* _SUPPLIED DATA_

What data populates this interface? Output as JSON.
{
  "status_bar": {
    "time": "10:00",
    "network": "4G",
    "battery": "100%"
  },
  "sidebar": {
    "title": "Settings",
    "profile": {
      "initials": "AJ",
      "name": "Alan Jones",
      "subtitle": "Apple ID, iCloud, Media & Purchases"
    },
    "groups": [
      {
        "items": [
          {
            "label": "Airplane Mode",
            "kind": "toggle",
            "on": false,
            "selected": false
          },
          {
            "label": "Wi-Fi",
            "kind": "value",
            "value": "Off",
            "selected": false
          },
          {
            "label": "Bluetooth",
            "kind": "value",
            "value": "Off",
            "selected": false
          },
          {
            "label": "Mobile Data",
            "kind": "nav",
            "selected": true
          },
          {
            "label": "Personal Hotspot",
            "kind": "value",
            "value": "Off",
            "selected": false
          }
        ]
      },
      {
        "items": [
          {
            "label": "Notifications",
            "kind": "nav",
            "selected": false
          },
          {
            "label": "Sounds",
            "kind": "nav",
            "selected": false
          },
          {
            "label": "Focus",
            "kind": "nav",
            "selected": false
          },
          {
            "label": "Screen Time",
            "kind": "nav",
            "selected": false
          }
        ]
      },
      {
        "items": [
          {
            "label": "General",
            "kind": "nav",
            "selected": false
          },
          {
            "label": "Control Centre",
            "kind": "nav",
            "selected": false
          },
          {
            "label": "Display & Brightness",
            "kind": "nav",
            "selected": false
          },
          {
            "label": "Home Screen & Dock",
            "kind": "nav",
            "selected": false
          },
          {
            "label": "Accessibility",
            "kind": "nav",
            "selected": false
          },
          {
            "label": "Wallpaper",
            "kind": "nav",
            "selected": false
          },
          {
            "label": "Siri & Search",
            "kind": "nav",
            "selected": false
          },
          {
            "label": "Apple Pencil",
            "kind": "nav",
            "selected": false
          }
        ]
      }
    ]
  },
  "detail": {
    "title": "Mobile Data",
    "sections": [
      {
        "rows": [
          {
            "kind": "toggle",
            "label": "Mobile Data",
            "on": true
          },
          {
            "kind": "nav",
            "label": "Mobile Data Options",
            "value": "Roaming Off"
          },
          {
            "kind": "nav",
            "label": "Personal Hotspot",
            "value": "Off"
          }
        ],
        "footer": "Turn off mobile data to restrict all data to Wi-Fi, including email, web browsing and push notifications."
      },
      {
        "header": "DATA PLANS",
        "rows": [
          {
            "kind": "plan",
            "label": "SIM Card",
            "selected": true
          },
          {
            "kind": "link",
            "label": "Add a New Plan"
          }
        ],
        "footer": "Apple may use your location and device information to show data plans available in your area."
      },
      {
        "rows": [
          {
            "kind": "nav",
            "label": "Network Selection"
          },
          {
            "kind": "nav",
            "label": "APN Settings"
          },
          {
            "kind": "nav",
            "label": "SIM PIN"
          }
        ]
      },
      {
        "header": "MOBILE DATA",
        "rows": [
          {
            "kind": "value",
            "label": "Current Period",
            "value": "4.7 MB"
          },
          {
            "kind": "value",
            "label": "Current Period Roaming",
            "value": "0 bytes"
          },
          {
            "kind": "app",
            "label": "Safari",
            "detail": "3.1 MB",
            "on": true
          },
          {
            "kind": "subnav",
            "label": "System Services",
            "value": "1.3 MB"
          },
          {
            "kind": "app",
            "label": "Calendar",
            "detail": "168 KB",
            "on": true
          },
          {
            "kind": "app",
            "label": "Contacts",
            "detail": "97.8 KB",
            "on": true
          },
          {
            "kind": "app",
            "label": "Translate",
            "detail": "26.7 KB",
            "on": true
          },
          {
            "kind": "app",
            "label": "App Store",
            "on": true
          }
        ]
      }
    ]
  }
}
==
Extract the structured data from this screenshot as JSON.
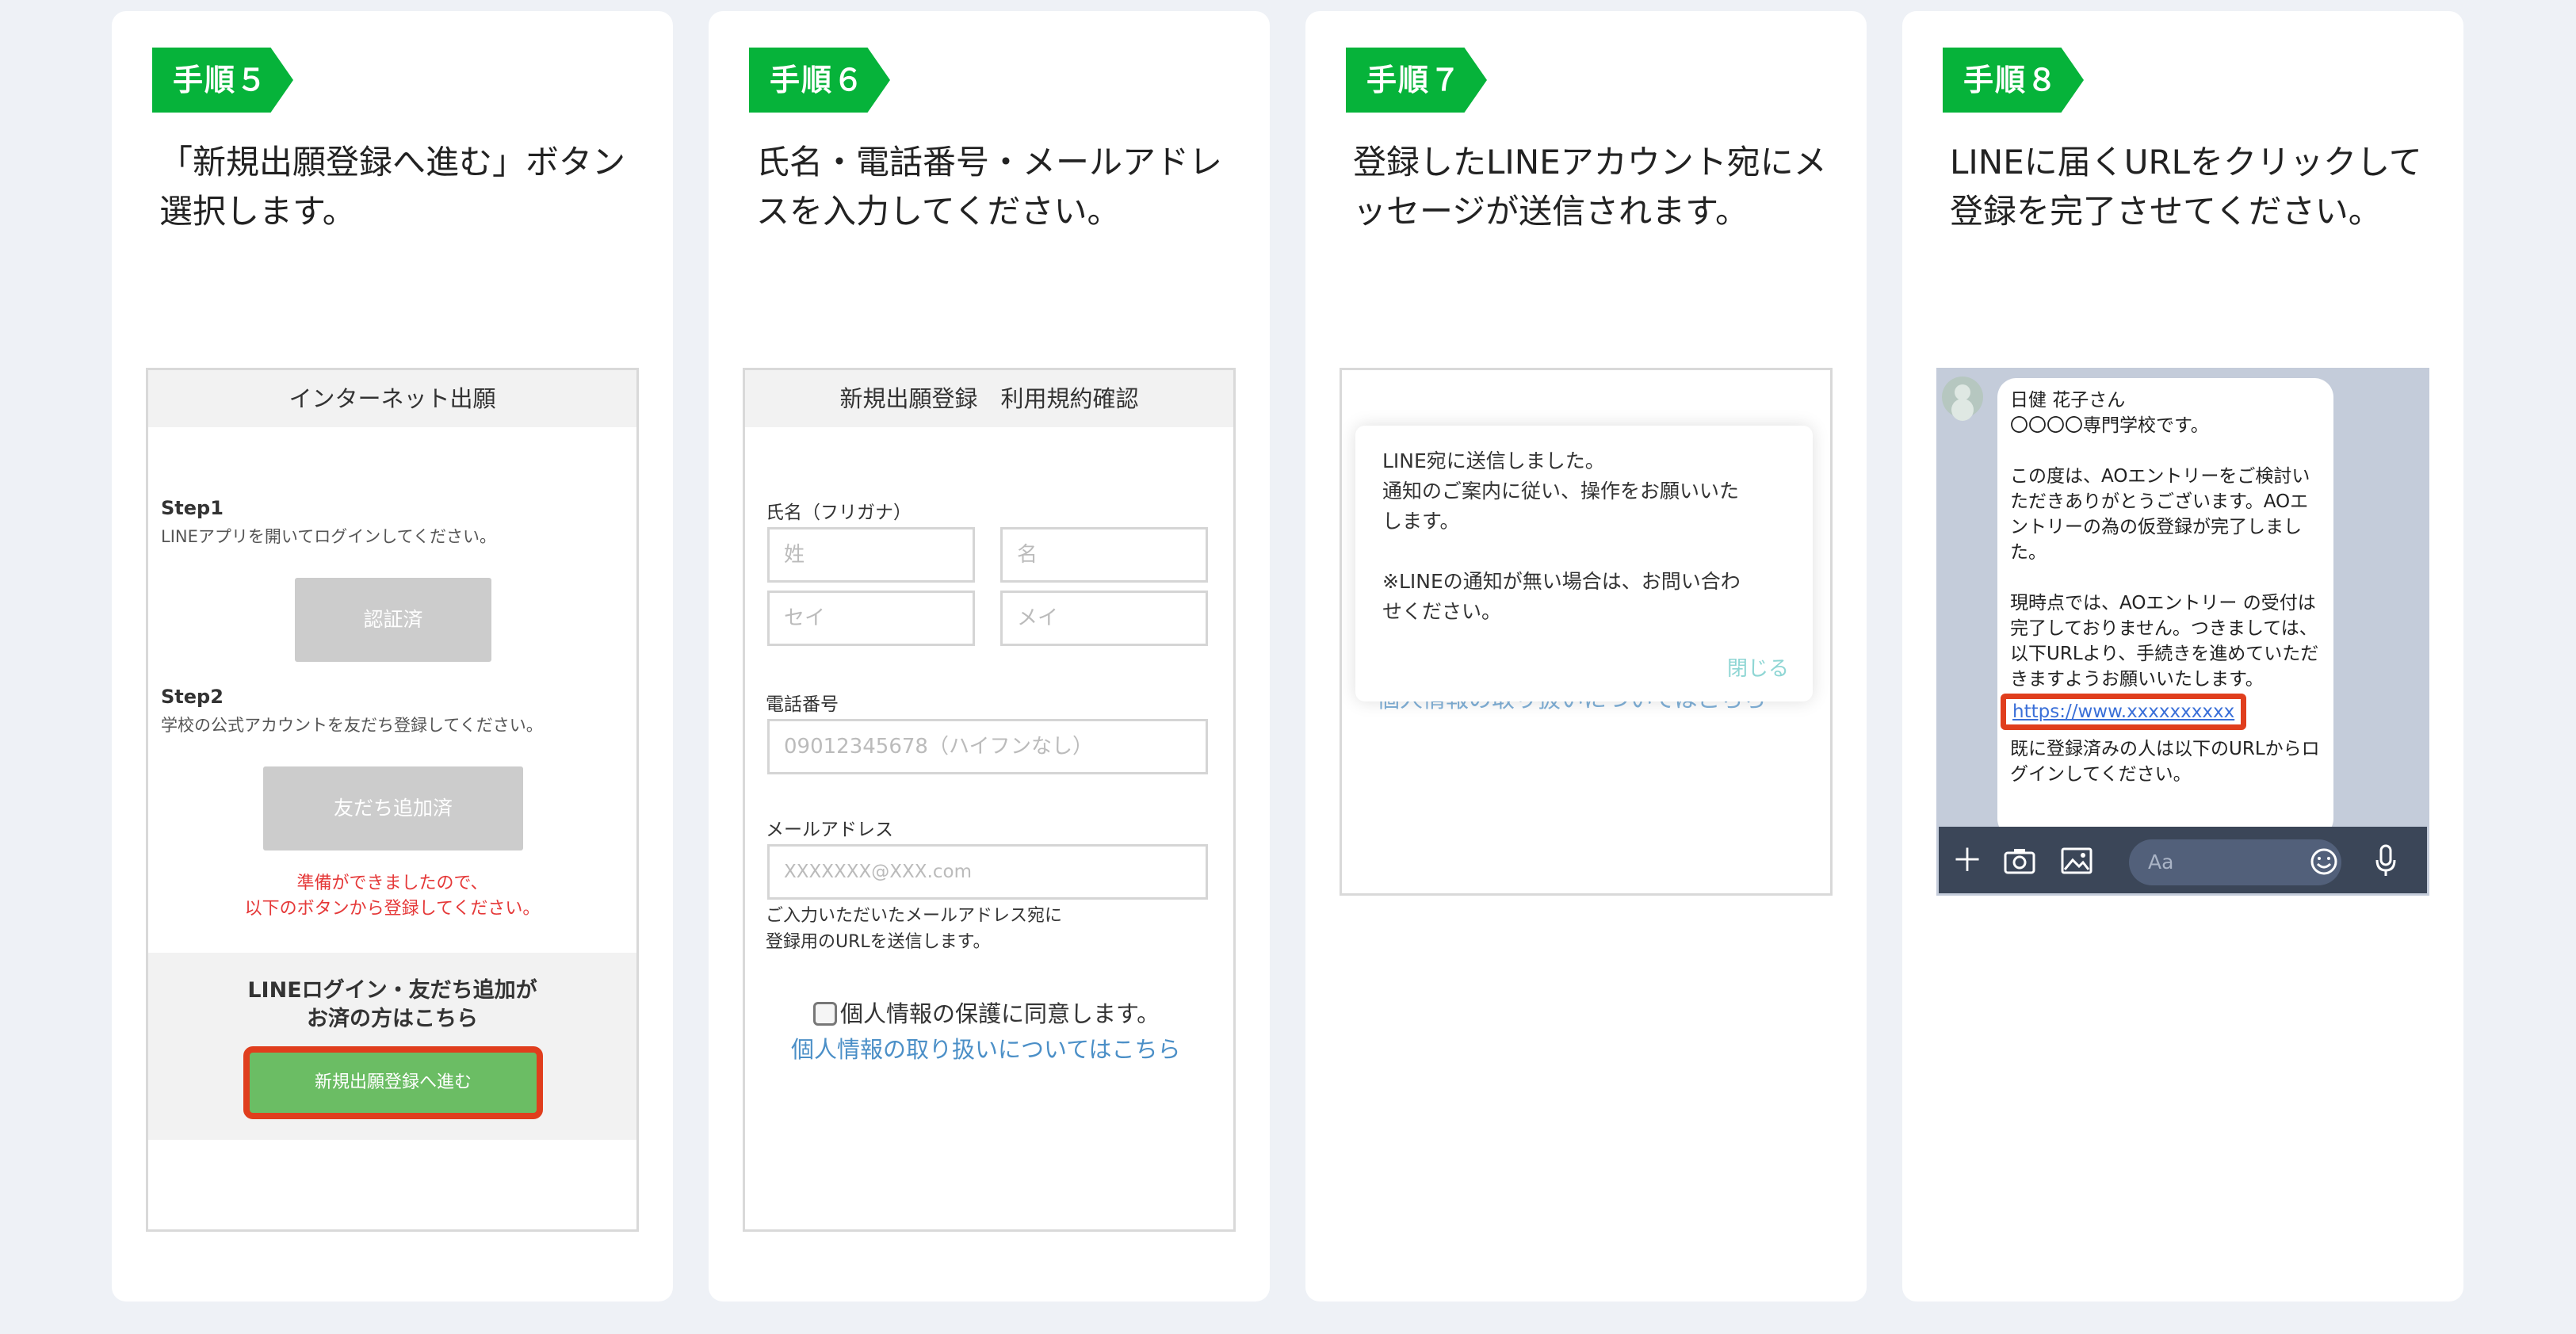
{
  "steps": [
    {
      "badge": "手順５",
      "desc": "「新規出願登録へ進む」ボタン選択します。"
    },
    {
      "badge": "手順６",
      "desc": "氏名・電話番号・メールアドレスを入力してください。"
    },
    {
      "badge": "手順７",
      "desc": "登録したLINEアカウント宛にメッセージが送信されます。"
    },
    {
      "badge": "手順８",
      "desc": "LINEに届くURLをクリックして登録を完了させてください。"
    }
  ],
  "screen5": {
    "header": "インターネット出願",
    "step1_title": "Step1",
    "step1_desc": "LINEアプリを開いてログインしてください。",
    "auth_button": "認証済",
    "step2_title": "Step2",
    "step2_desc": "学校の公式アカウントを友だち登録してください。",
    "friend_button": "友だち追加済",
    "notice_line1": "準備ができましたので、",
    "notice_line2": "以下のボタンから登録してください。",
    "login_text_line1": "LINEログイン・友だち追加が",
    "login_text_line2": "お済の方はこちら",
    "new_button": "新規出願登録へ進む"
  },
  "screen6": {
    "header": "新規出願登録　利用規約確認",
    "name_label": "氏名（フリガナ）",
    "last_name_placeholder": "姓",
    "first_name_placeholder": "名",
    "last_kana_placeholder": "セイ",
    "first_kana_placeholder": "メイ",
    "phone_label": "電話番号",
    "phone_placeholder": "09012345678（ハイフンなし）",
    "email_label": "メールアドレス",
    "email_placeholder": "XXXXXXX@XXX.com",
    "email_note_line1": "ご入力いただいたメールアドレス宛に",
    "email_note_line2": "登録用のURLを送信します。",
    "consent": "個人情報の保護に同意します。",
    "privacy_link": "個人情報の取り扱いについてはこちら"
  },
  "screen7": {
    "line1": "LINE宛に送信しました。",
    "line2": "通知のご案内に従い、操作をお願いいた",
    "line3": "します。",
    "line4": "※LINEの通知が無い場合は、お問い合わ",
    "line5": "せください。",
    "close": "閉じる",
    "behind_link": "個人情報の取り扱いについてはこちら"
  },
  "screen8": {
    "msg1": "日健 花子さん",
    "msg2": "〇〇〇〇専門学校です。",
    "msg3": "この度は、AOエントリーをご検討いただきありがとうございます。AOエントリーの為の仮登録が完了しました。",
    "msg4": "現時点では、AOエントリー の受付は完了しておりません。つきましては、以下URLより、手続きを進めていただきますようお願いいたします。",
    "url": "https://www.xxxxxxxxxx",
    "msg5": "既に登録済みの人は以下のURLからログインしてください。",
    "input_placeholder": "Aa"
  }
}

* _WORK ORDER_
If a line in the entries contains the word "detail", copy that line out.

* _COMPLETED EXERCISE_
  "detail": {
            "detail": "3.1 MB",
            "detail": "168 KB",
            "detail": "97.8 KB",
            "detail": "26.7 KB",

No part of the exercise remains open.